**Exercise prompt:**
From the data below, copy out every line in which the word "title" occurs.

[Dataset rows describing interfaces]
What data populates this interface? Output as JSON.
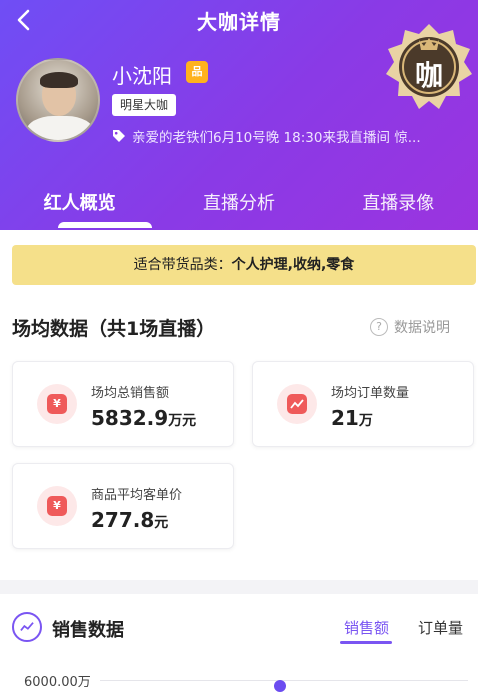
{
  "header": {
    "title": "大咖详情",
    "name": "小沈阳",
    "name_badge": "品",
    "tag": "明星大咖",
    "description": "亲爱的老铁们6月10号晚 18:30来我直播间 惊...",
    "medal_char": "咖"
  },
  "tabs": [
    {
      "label": "红人概览",
      "active": true
    },
    {
      "label": "直播分析",
      "active": false
    },
    {
      "label": "直播录像",
      "active": false
    }
  ],
  "notice": {
    "prefix": "适合带货品类：",
    "categories": "个人护理,收纳,零食"
  },
  "stats_section": {
    "title": "场均数据（共1场直播）",
    "help_label": "数据说明",
    "cards": [
      {
        "label": "场均总销售额",
        "value": "5832.9",
        "unit": "万元",
        "icon": "money-bag-icon"
      },
      {
        "label": "场均订单数量",
        "value": "21",
        "unit": "万",
        "icon": "chart-trend-icon"
      },
      {
        "label": "商品平均客单价",
        "value": "277.8",
        "unit": "元",
        "icon": "ticket-icon"
      }
    ]
  },
  "sales_section": {
    "title": "销售数据",
    "tabs": [
      {
        "label": "销售额",
        "active": true
      },
      {
        "label": "订单量",
        "active": false
      }
    ],
    "y_label": "6000.00万"
  },
  "colors": {
    "header_start": "#6f4ef5",
    "header_end": "#9b34df",
    "accent": "#7a55f2",
    "notice_bg": "#f5e08a",
    "icon_red": "#ef5a5a"
  }
}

**Answer space:**
    "title": "大咖详情",
    "title": "场均数据（共1场直播）",
    "title": "销售数据",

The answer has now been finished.